Collected data entries:

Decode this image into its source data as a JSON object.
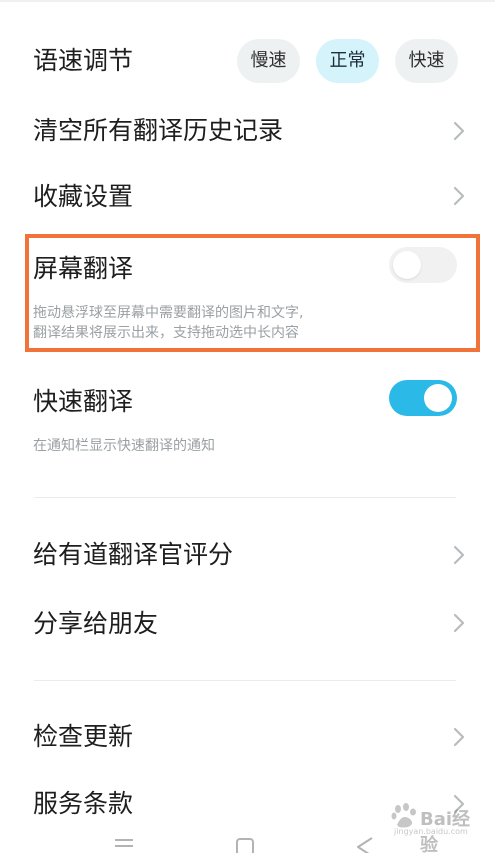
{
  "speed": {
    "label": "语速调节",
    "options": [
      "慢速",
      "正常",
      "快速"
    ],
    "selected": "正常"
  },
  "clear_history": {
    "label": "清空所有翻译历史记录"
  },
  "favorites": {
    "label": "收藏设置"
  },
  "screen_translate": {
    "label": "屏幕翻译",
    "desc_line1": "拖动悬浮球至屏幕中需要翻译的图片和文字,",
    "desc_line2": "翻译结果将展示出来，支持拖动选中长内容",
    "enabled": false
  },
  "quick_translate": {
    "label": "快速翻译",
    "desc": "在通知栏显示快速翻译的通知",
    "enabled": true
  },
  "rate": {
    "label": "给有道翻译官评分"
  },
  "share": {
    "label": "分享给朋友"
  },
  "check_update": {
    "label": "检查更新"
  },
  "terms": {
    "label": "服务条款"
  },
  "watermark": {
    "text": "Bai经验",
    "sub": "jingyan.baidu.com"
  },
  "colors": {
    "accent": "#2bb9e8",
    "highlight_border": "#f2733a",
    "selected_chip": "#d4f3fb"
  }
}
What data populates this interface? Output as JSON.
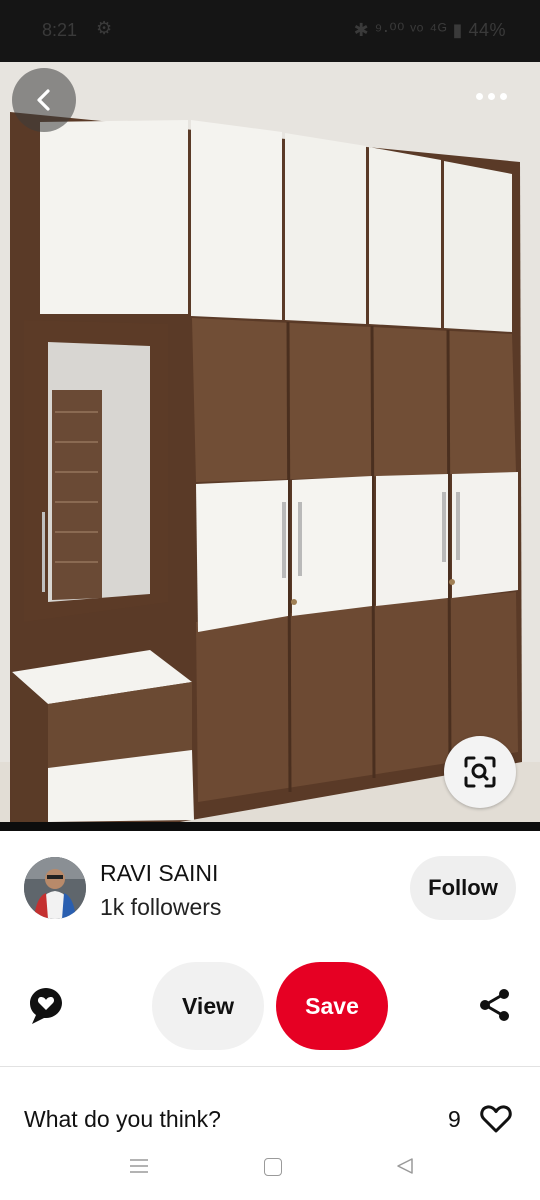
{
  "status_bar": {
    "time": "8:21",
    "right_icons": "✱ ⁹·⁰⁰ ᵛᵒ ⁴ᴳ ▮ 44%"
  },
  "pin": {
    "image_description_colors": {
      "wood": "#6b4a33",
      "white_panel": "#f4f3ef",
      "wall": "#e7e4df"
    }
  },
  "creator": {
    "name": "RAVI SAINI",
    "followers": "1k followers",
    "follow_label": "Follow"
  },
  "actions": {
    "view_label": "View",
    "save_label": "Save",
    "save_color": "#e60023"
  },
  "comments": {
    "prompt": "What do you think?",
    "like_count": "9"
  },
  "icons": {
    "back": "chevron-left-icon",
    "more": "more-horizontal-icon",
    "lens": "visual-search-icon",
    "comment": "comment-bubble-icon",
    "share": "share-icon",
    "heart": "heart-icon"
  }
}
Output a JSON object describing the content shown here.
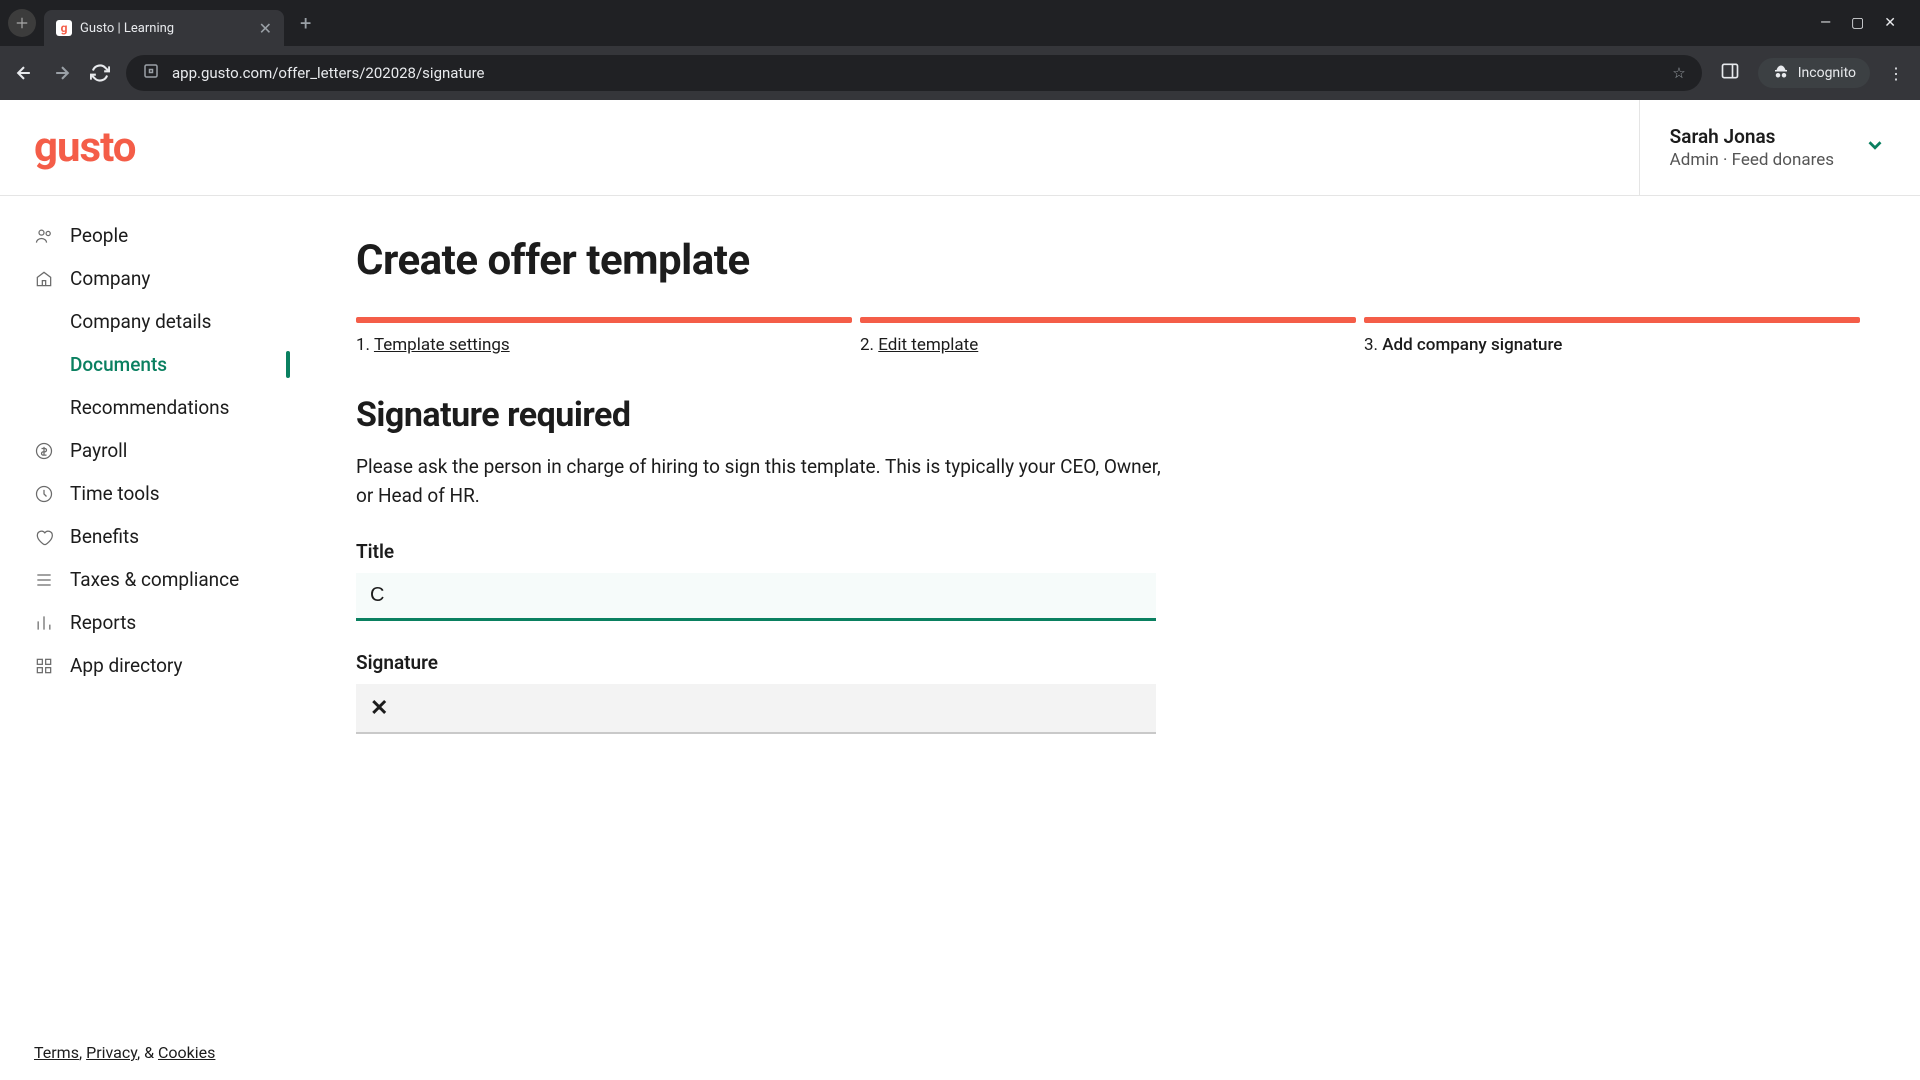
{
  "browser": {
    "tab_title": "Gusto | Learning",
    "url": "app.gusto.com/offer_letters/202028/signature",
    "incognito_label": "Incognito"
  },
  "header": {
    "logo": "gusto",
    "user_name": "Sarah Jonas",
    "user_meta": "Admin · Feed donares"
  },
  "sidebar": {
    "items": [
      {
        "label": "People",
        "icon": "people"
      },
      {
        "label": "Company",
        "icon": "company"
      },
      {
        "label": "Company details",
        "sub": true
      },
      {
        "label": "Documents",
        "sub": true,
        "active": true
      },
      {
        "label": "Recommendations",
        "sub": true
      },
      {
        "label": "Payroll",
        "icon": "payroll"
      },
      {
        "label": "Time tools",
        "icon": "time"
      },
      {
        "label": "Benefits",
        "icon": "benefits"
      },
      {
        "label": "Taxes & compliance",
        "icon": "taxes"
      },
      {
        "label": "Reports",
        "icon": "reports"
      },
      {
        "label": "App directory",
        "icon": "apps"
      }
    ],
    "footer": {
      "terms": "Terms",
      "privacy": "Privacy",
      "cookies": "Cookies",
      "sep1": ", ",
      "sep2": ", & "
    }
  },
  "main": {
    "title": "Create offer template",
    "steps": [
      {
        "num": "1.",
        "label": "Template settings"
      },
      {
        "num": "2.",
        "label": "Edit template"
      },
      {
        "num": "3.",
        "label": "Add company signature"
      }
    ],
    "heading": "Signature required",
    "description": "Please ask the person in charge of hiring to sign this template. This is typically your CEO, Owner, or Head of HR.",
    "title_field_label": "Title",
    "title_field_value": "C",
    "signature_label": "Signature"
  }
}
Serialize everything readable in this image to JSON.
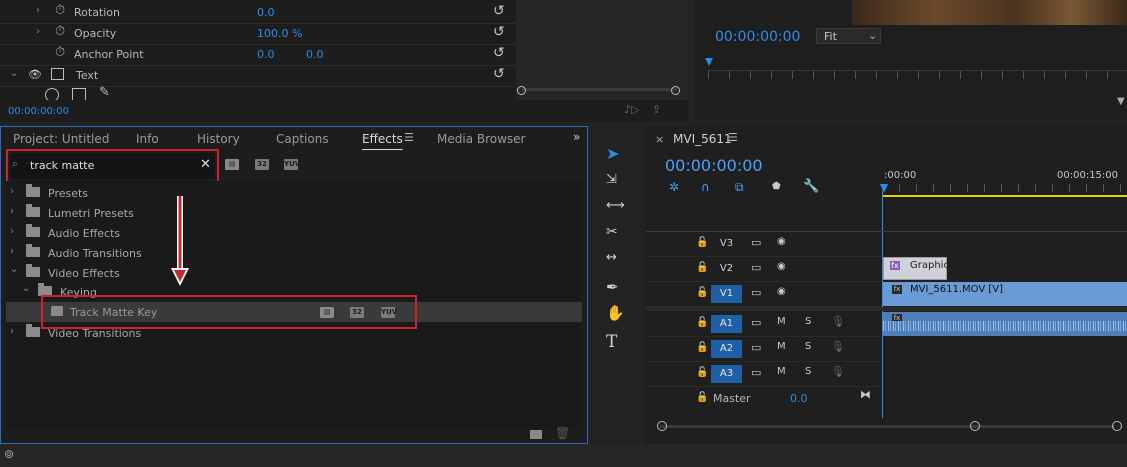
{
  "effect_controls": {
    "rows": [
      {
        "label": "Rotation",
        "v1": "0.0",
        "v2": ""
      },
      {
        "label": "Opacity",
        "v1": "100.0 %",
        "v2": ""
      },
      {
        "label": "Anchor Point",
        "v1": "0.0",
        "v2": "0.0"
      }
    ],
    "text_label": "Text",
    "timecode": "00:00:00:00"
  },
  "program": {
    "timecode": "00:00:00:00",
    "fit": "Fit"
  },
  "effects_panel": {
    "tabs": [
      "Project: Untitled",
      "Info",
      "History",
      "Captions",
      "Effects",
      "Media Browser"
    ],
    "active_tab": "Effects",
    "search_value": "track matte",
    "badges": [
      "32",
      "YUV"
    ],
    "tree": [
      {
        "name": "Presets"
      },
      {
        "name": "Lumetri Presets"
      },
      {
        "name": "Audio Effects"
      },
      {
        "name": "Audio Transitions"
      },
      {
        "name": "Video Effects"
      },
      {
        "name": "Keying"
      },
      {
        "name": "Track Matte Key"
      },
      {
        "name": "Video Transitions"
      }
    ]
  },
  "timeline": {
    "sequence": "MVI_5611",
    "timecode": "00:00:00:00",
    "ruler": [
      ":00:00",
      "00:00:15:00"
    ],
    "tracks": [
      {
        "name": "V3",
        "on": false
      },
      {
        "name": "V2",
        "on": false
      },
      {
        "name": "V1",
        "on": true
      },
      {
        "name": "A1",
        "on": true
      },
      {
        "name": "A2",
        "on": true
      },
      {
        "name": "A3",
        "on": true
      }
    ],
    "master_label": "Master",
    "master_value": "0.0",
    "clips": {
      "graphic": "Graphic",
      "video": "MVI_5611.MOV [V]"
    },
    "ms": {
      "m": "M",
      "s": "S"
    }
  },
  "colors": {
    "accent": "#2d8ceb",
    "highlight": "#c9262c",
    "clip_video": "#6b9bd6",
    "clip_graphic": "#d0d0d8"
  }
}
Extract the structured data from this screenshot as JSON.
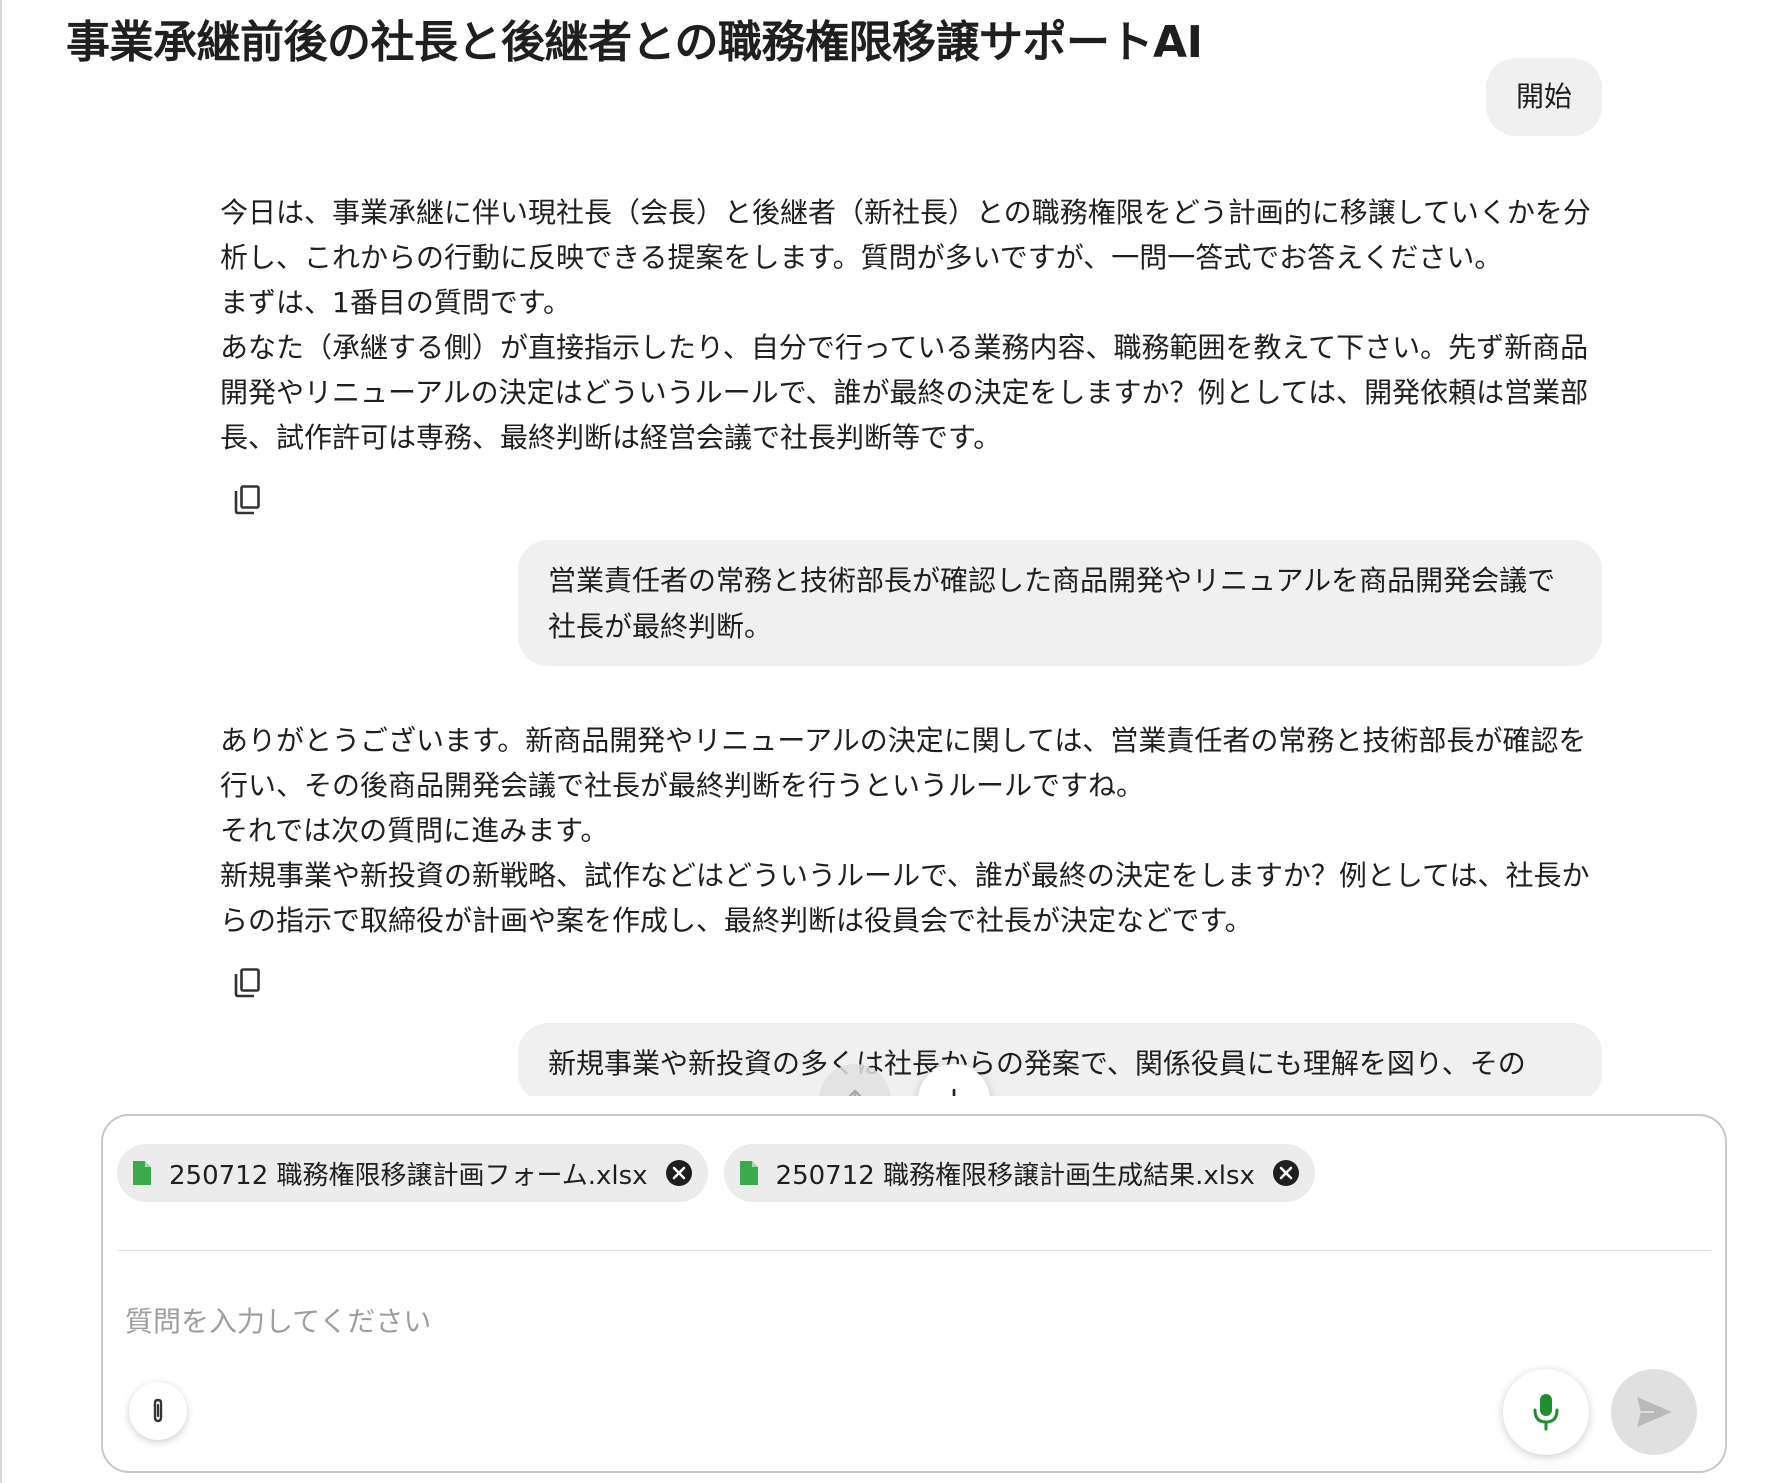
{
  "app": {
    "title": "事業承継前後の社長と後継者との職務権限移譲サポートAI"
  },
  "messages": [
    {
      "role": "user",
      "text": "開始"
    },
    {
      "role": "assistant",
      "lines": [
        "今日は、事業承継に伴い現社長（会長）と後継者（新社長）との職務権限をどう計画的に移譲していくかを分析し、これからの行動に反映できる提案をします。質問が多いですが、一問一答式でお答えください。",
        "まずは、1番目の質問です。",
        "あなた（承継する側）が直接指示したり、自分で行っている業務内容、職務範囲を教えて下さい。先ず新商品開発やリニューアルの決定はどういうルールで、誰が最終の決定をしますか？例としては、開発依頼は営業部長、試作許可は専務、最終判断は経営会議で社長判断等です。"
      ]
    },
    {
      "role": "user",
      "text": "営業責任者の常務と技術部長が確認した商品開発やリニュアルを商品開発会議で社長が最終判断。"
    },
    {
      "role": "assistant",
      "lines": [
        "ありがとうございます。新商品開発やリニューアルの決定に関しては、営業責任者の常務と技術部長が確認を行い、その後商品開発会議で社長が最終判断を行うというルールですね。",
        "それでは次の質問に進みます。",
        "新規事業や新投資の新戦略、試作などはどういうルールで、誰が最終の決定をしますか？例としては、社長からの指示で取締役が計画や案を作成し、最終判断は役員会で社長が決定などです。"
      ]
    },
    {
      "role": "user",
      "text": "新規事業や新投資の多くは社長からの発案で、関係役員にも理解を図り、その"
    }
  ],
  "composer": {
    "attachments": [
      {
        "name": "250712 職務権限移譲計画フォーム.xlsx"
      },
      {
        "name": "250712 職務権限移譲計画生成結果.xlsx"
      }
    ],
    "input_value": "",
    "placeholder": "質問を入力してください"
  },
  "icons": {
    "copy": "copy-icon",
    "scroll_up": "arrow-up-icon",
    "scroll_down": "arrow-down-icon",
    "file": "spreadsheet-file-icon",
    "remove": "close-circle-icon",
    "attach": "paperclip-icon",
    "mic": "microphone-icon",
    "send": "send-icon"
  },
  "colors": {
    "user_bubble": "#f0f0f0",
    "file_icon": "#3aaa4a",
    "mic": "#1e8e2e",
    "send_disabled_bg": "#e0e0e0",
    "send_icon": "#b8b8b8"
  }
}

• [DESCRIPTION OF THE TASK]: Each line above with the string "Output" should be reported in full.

• [TASK ANSWER]:
What data populates this interface? Output as JSON.
Output a JSON object describing the content shown here.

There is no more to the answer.